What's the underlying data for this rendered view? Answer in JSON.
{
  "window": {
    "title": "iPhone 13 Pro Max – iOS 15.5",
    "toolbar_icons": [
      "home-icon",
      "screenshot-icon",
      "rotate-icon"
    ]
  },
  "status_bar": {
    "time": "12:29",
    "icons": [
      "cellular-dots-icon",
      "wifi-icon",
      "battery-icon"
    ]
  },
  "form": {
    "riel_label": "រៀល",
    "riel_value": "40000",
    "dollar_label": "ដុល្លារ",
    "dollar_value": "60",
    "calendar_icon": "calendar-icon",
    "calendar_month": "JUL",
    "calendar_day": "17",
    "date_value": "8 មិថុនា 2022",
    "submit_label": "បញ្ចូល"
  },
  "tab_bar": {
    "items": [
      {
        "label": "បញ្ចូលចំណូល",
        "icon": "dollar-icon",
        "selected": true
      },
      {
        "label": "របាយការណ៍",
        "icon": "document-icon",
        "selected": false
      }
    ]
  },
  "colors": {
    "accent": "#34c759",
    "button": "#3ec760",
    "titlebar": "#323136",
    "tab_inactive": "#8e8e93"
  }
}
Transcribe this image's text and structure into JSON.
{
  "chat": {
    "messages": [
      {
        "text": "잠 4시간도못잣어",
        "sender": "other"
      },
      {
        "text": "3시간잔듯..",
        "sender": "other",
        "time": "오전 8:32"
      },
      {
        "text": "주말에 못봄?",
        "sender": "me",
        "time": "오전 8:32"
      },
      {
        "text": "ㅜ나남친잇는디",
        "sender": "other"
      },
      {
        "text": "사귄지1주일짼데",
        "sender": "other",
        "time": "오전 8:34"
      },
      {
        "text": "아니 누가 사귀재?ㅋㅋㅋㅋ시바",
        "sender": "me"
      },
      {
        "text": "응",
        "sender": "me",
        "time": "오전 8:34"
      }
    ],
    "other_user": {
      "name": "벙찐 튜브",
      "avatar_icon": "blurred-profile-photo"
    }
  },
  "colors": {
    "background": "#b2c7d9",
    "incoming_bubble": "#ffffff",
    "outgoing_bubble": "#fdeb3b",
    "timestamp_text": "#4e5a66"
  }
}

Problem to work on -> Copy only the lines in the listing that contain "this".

Expected answer ->
What's the underlying data for this rendered view? Answer in JSON.
Transcribe this image's text and structure into JSON.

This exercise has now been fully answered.